“The Supreme Court may in the future limit, or even eliminate, the third-party doctrine,” Judge Diana Motz wrote in the majority opinion. “Congress may act to require a warrant for CSLI. But without a change in controlling law, we cannot conclude that the Government violated the Fourth Amendment in this case.”
Federal appeals courts in Louisiana and Atlanta have previously ruled that cell-site location information can be obtained without a warrant. A federal appeals court in Ohio came to the same conclusion in April. Privacy activists were hoping that a ruling in their favor here would prompt the Supreme Court to consider the issue, something it rarely does unless appeals courts have issued conflicting rulings.
“Because months’ worth of cellphone location data can reveal extraordinarily private details of a person’s life, the right way to protect people’s privacy interest in that information is to require a warrant,” Nathan Wessler, a staff attorney at the American Civil Liberties Union’s Speech, Privacy, and Technology Project, said in an email. “The Fourth Circuit’s decision is not the last word on this issue. Other appellate courts will surely address these questions soon, and the Supreme Court may well need to weigh in.”
Andrew Crocker, a staff attorney at the Electronic Frontier Foundation, said the ruling relied on “a strained definition of what it means to ‘voluntarily’ give information to third parties.”
“The use of a cell phone is all but a necessity in today’s world, but the court sidesteps any consideration of the realities of how people use this technology and of how long-term location tracking can reveal the intimacies of people’s lives,” he said in an email.
David Gray, an expert on surveillance law who teaches at the University of Maryland, said in an email that the ruling amounted to “an effective license for government agents to conduct exactly the kinds of broad and indiscriminate searches that are anathema to the Fourth Amendment as it would have been understood in 1791.”
A three-judge panel of the Fourth Circuit court previously ruled in this case that the government did need a warrant to obtain Americans’ data from third parties, applying what is known as the “mosaic theory” of interpreting the landmark Supreme Court cases in this area.
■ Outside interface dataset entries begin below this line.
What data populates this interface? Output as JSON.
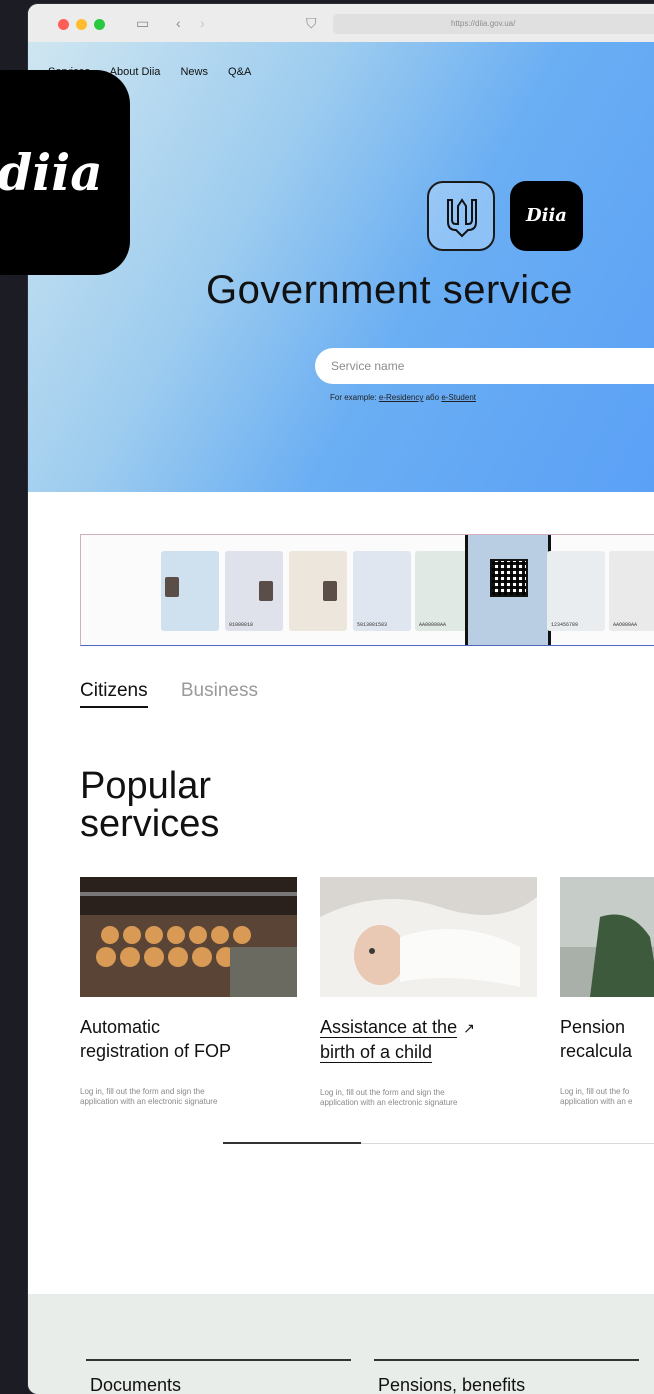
{
  "browser": {
    "url": "https://diia.gov.ua/"
  },
  "nav": {
    "items": [
      "Services",
      "About Diia",
      "News",
      "Q&A"
    ]
  },
  "hero": {
    "logo_text": "Diia",
    "title": "Government service",
    "search_placeholder": "Service name",
    "examples_prefix": "For example: ",
    "example_1": "e-Residency",
    "examples_middle": " або ",
    "example_2": "e-Student"
  },
  "big_logo_text": "diia",
  "document_cards": {
    "numbers": [
      "",
      "01000018",
      "5013001583",
      "AA00000AA",
      "",
      "123456789",
      "AAO000AA"
    ]
  },
  "tabs": {
    "citizens": "Citizens",
    "business": "Business"
  },
  "popular": {
    "title_line1": "Popular",
    "title_line2": "services",
    "services": [
      {
        "title_line1": "Automatic",
        "title_line2": "registration of FOP",
        "desc_line1": "Log in, fill out the form and sign the",
        "desc_line2": "application with an electronic signature",
        "image_icon": "baking-tray-image"
      },
      {
        "title_line1": "Assistance at the",
        "title_line2": "birth of a child",
        "desc_line1": "Log in, fill out the form and sign the",
        "desc_line2": "application with an electronic signature",
        "image_icon": "baby-image"
      },
      {
        "title_line1": "Pension",
        "title_line2": "recalcula",
        "desc_line1": "Log in, fill out the fo",
        "desc_line2": "application with an e",
        "image_icon": "beach-person-image"
      }
    ],
    "carousel_progress": 0.31
  },
  "footer": {
    "columns": [
      "Documents",
      "Pensions, benefits"
    ]
  },
  "colors": {
    "hero_gradient_start": "#cfe6f0",
    "hero_gradient_end": "#5aa0f6",
    "logo_bg": "#000000",
    "footer_bg": "#e8ede9"
  }
}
But the government sought a review of that decision by the full court, and on Tuesday it reversed that conclusion.
Decisions of the Fourth Circuit appeals court, which is based in Richmond, Virginia, are binding in Maryland, North Carolina, South Carolina, Virginia, and West Virginia.
Gray predicted that the lack of a circuit split wouldn’t prevent the Supreme Court from wading into the fray.
“The constitutional status of CSLI is in urgent need of clarification,” he said. “Although the Court may not be ready to take the issue up for its own reasons, I do not think the absence of a circuit split is stopping them.”
Correction: This is the fourth appeals court to issue this kind of ruling. Updated to reference two other rulings.
Update 3:25pm CT, May 31: Added ACLU comment.
Update 4:10pm CT, May 31: Added EFF and law professor comments.
Eric Geller is a politics reporter who focuses on cybersecurity, surveillance, encryption, and privacy. A former staff writer at the Daily Dot, Geller joined Politico in June 2016, where he's focused on policymaking at the White House, the Justice Department, the State Department, and the Commerce Department.